What this means is that at critical moments in his life, Christ’s work was done by Christ alone.

Andrews then draws an application for us. We may think that we can escape temptation merely by changing our address. I heard this referred as to “doing a geographical.” If lived in a different city, I would no longer do this or that. There was a belief in the church after Constantine that one could avoid sin merely by living in the desert away from all human beings.

Such a thing is not true. We can be tempted anywhere. Jesus was tempted in the desert.

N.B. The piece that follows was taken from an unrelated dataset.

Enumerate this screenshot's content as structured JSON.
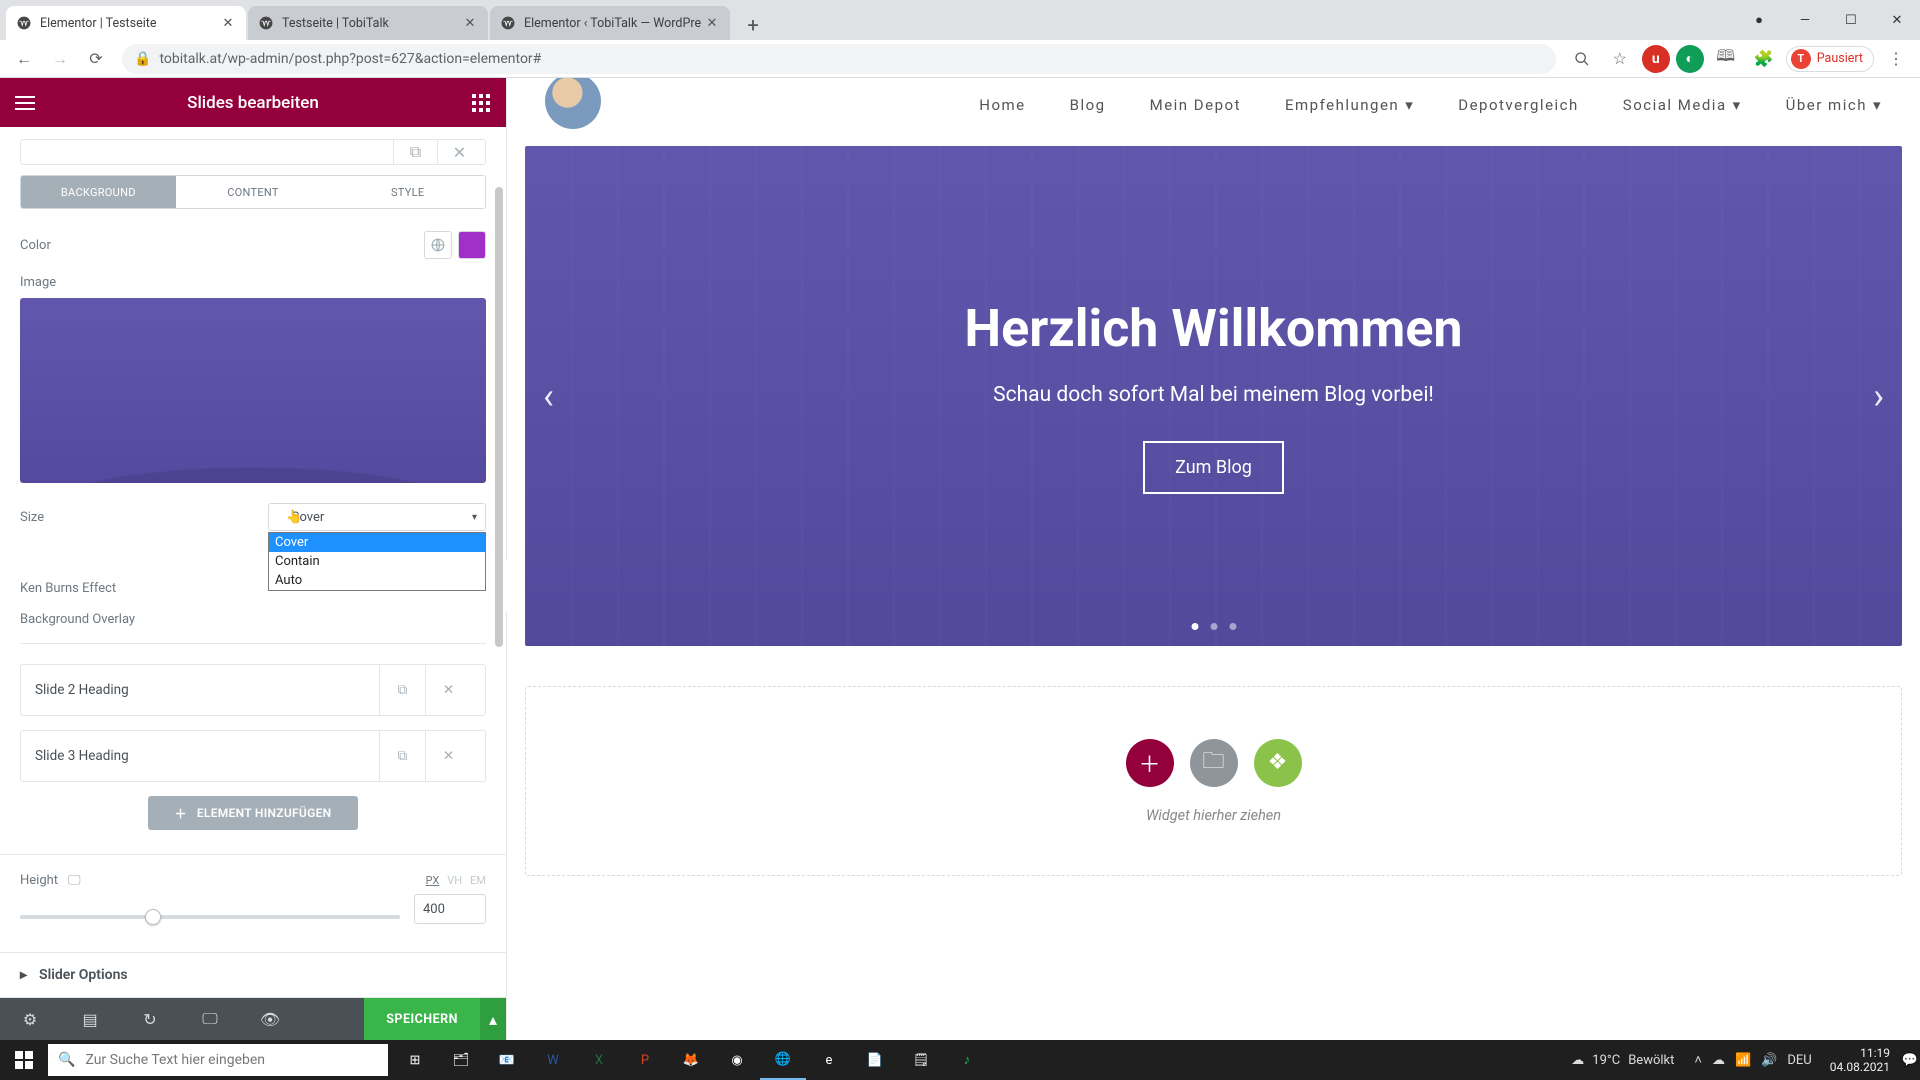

But there is a greater trouble. We take ourselves wherever we go. Temptation is not something exterior to us; temptation arises from within us: “13 Let no one say when he is tempted, “I am being tempted by God,” for God cannot be tempted with evil, and he himself tempts no one. 14 But each person is tempted when he is lured and enticed by his own desire. 15 Then desire when it has conceived gives birth to sin, and sin when it is fully grown brings forth death.”

 James 1:13–15 (ESV)

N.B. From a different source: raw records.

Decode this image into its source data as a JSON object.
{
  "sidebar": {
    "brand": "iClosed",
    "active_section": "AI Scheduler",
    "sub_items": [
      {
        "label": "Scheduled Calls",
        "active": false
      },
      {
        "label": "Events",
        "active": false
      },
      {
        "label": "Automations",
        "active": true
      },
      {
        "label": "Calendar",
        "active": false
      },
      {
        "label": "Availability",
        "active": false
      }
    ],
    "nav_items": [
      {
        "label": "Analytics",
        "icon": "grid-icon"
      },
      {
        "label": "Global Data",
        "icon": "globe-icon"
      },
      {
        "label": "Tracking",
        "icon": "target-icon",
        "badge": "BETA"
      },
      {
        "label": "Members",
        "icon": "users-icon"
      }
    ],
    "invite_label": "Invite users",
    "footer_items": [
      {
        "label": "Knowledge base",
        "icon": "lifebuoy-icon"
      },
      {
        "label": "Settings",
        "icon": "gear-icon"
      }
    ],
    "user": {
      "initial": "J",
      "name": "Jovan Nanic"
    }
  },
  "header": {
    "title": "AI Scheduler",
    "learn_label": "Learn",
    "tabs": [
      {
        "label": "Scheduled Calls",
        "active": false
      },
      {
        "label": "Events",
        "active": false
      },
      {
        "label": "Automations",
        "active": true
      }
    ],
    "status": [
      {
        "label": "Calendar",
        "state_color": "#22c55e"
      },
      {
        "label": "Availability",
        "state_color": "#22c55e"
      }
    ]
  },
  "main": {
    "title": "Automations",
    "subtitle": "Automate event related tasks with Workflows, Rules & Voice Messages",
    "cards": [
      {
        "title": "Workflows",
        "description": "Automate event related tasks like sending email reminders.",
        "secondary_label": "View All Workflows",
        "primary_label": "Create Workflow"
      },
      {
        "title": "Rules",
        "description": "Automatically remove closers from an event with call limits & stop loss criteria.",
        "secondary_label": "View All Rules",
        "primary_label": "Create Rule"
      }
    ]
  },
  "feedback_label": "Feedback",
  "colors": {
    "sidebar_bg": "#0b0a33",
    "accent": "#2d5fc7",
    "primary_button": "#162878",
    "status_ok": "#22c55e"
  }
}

[1] There were men and women in the early church who lived by themselves in the desert (or other secluded place) under the belief that by being away from other human beings, they would be safe from temptation. “In general, the hermit life confounds the fleeing from the outward world with the mortification of the inward world of the corrupt heart. It mistakes the duty of love; not rarely, under its mask of humility and the utmost self-denial, cherishes spiritual pride and jealousy; and exposes itself to all the dangers of solitude, even to savage barbarism, beastly grossness, or despair and suicide.” Philip Schaff and David Schley Schaff, History of the Christian Church, vol. 3 (New York: Charles Scribner’s Sons, 1910), 169.

[2] The example of Christ disproves the thesis that one can avoid temptation by being in the wilderness.

[3] Before God destroyed Sodom, God sent angels to warn Lot and his family to flee. The angels told them to run and to not look back. Lot’s wife did, and was turned to salt.

[4] Even though we cannot avoid temptation by fleeing to the desert, we should not conclude that it is perfectly fine to keep wicked company.

[5] We will be tempted whether we are full or famished.

[6] In Job 1 & 2, the accuser, the “Satan,” is in heaven to accuse Job of hypocrisy.

[7] Our tempter is always with us, because we are our own tempter.

[8] One of the three Cappadocian Fathers, born 330.

[9] One of the three Cappadocian Fathers, born 329. Known as “Basil the Great.”

[10] We cannot avoid temptation in this life, because temptation will always be with us. As for the reference at the end that we cannot avoid temptation unless we leave our “heart behind”: that is reference to Jesus’s statement that temptation comes our heart: “20 And he said, ‘What comes out of a person is what defiles him. 21 For from within, out of the heart of man, come evil thoughts, sexual immorality, theft, murder, adultery, 22 coveting, wickedness, deceit, sensuality, envy, slander, pride, foolishness. 23 All these evil things come from within, and they defile a person.’” Mark 7:20–23 (ESV)